The answer is both less -- and more -- than it seems.
The "less" is that there's literally nothing actually new as far as game mechanics go in this expansion. There are no new rules or abilities. The only point of departure, aside from naming the units after various historical forces, is a set of cards with Army-specific "Divine Rituals" that their associated clerics can invoke, much the same as the wizard spells in standard Wizard Kings.
It's also "less" in that there's nothing to prevent a player from mixing in the new units with his existing Wizard Kings armies or spicing up his Ancient Kings armies with Chaos creatures, were-beasts, artifacts, heroes or treasures from WK. In many ways WK is a game kit, more than just a game, and the exact nature of the game YOU play will depend not just on the scenarios selected, but the armies you own, the expansions you have bought, your choice of maps and even the specific units you build during the course of a game.
If you do mix, some of the combos might seem a bit unsettling. The block color
It can be "more" however, in my opinion, if you
One of the fascinating things about block games is how subtle changes can have a big impact in the way the game plays, despite relatively minor changes in game mechanics. Games such as Hammer of the Scots, Crusader Rex and Richard III: The Wars of the Roses share very similar game systems, but play quite uniquely.
Ancient Kings provides a much more military game than the more fantastic Wizard Kings. For one thing, the Chaos and Were-creatures do not figure in the game, unless of course you add some in from WK. This is not to say that the Ancient Kings armies are historical -- they are not. Aside from many anachronisms in the unit mix, there are also some fantasy elements in some of the armies. The Chinese have dragons, for example, and the Greeks have cyclops. And the there are the Gods, of course.
So Ancient Kings is clearly a history-themed game, not a historical wargame. This is not Julius Caesar.
The game will play out in a more military way because of the mix of unit capabilities that are present and what appears to be a deliberate attempt to accentuate the differences between the armies.
While every army has the same basic core units you'd expect -- such as cheap spearmen, some horse, forts and ships, there are also units unique to each and the mix provide by the semi-collectible nature of the expansion boxes mean that unless you spend a fortune, your armies are going to have different mixes of options when its time to build.
This is true of Wizard Kings as well, of course, although the Chaos units do a lot to blur those distinctions to the point that many scenarios put restrictions on how many Chaos units a player can have.

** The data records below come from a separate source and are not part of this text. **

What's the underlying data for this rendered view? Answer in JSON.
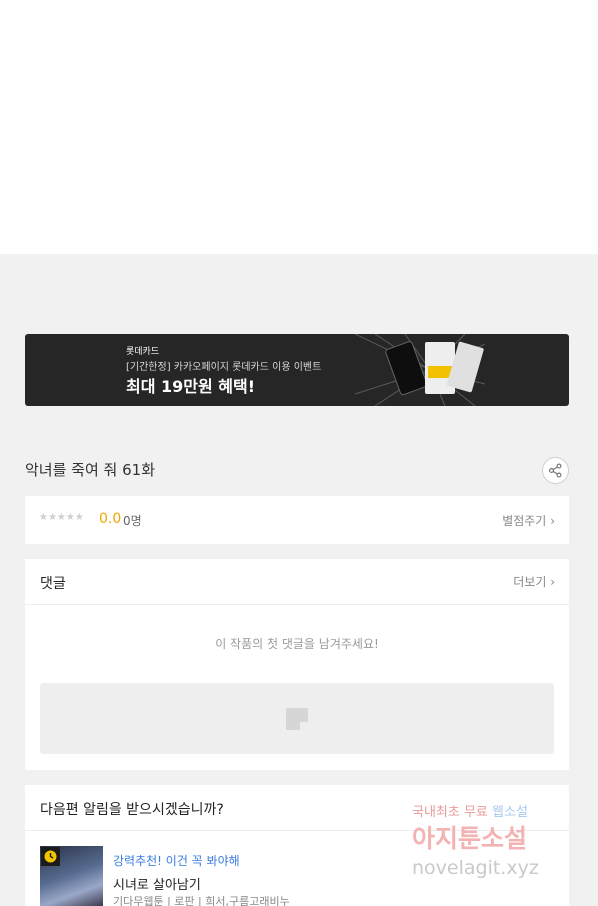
{
  "banner": {
    "brand": "롯데카드",
    "subtitle": "[기간한정] 카카오페이지 롯데카드 이용 이벤트",
    "headline": "최대 19만원 혜택!"
  },
  "episode": {
    "title": "악녀를 죽여 줘 61화"
  },
  "rating": {
    "stars": "★★★★★",
    "score": "0.0",
    "count": "0명",
    "rate_link": "별점주기"
  },
  "comments": {
    "header": "댓글",
    "more_link": "더보기",
    "empty_message": "이 작품의 첫 댓글을 남겨주세요!"
  },
  "notify": {
    "question": "다음편 알림을 받으시겠습니까?",
    "recommend_label": "강력추천! 이건 꼭 봐야해",
    "title": "시녀로 살아남기",
    "meta": "기다무웹툰 | 로판 | 희서,구름고래비누"
  },
  "watermark": {
    "line1_pre": "국내최초 무료",
    "line1_accent": "웹소설",
    "line2": "아지툰소설",
    "line3": "novelagit.xyz"
  },
  "colors": {
    "accent_score": "#f0a800",
    "recommend": "#3a7be0",
    "banner_bg": "#262626"
  }
}
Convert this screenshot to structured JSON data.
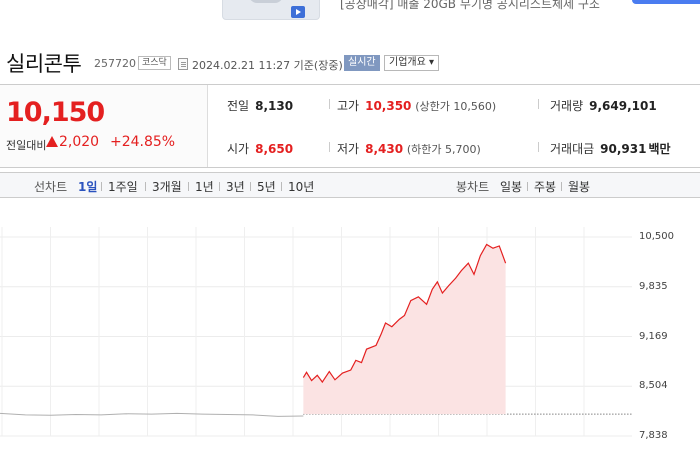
{
  "ad": {
    "text": "[공장매각] 매출 20GB 무기명 공시리스트체제 구조"
  },
  "header": {
    "stock_name": "실리콘투",
    "stock_code": "257720",
    "market": "코스닥",
    "timestamp": "2024.02.21 11:27 기준(장중)",
    "realtime_label": "실시간",
    "company_button": "기업개요 ▾"
  },
  "price": {
    "current": "10,150",
    "diff_label": "전일대비",
    "diff": "2,020",
    "rate": "+24.85%"
  },
  "stats": {
    "prev_label": "전일",
    "prev": "8,130",
    "high_label": "고가",
    "high": "10,350",
    "upper_limit": "(상한가 10,560)",
    "volume_label": "거래량",
    "volume": "9,649,101",
    "open_label": "시가",
    "open": "8,650",
    "low_label": "저가",
    "low": "8,430",
    "lower_limit": "(하한가 5,700)",
    "amount_label": "거래대금",
    "amount": "90,931",
    "amount_unit": "백만"
  },
  "tabs": {
    "line_label": "선차트",
    "line_periods": [
      "1일",
      "1주일",
      "3개월",
      "1년",
      "3년",
      "5년",
      "10년"
    ],
    "active_index": 0,
    "candle_label": "봉차트",
    "candle_periods": [
      "일봉",
      "주봉",
      "월봉"
    ]
  },
  "colors": {
    "up": "#e42020",
    "accent": "#2a52be"
  },
  "chart_data": {
    "type": "line",
    "y_ticks": [
      "10,500",
      "9,835",
      "9,169",
      "8,504",
      "7,838"
    ],
    "ylim": [
      7838,
      10500
    ],
    "xlim": [
      0,
      100
    ],
    "reference_value": 8130,
    "premarket": {
      "x": [
        0,
        4,
        8,
        12,
        16,
        20,
        24,
        28,
        32,
        36,
        40,
        44,
        48
      ],
      "y": [
        8140,
        8120,
        8115,
        8125,
        8120,
        8135,
        8130,
        8140,
        8130,
        8125,
        8120,
        8100,
        8105
      ]
    },
    "session": {
      "x": [
        48,
        48.5,
        49.3,
        50.2,
        51,
        52.1,
        53,
        54.2,
        55.5,
        56.3,
        57.2,
        58,
        59.5,
        60.3,
        61,
        62,
        63.2,
        64,
        65,
        66.2,
        67.5,
        68.4,
        69.2,
        70,
        71,
        72.1,
        73,
        74.1,
        75,
        76,
        77,
        78,
        79,
        80
      ],
      "y": [
        8620,
        8690,
        8580,
        8650,
        8560,
        8700,
        8590,
        8680,
        8720,
        8850,
        8820,
        9000,
        9050,
        9200,
        9350,
        9300,
        9400,
        9450,
        9650,
        9700,
        9600,
        9800,
        9900,
        9750,
        9850,
        9950,
        10050,
        10150,
        10000,
        10250,
        10400,
        10350,
        10380,
        10150
      ]
    }
  }
}
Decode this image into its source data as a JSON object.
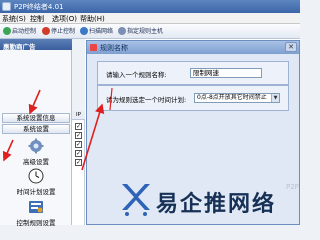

One very notable difference in AK compared to WK is in mobility. With the sole exception of the Chinese dragons, there are no flyers in Ancient Kings. The only Aquatics are ships and there are few Amphibians. Campaigns will play out along more conventional lines as far as approaches go. Whether this is a good thing or a drawback is a matter of taste. Things are likely to be a bit less free-wheeling than WK as a rule.
The role of clerics may at first seem to be a mere substitution for that of wizards, but that's misleading. There are some significant, if subtle, differences.
For one thing, clerics are not Flyers. They are more rare, on the whole, than wizards, on the counter sheets and you'll need to buy quite a few sets before you have more than a few.
Their Divine Rituals are generally similar to Wizard Spells. For example, The Chinese God Jurong Level 1 Ritual Spirit of Fire allows a 4 die attack at F2 with targeting allowed, whereas the Level 1 Orc Wizard Spell Fireball casts a 4 die attack at F2 with no targeting.
But Clerics don't have anything like a Henge for cheap rebuilding, so their spells are a little more costly. They are also a little harder to get off as well. While wizards in Wk come in two speeds. A+ and B+, all clerics are B# units. This means they can fight in a battle without casting spells, which is good, but it also means that an enemy army with a lot of A-speed units is going to get to act before the opportunity to invoke a ritual arises. So, while a defending Wizard in WK caught by a superior force gets a chance to do something to whittle down his foes, a Cleric in Ancient Kings will be ridden down and slaughtered instead.
The main thing lacking in Ancient Kings right now are scenarios suited to its nature. A handful of Wizard Kings scenarios from the scenario book downloadable from the Columbia Games Web site seem like they would work well for AK armies. Exxxtreme Conquest, Gold Train, Neutral Buffer Zone, Lost Relics, Sleeping Wyvern and Two Front War all seem playable with no changes. Many other scenarios can probably be adapted as well, but a few Ancient Kings specific scenarios would be a positive development.
So is Ancient Kings worth getting? Probably not if you're just looking for something to add to your Wizard Kings games. It doesn't really add anything you don't already have. Probably yes if you'd like to play a Wizard Kings style game that's a little less chaotic and random and more strategic. In most block games strategic play involves the execution of a plan over several turns and it is very hard to recover from being outwitted. Wizard Kings, because of the proliferation of flying units and the powers and ubiquity of magic users and chaos units can be more chaotic in play and less strategic. If you are out maneuvered in Ancient Kings, you won't be able to fly over a wizard leading a corps of pixies, dragons and hippogrifs to save the day.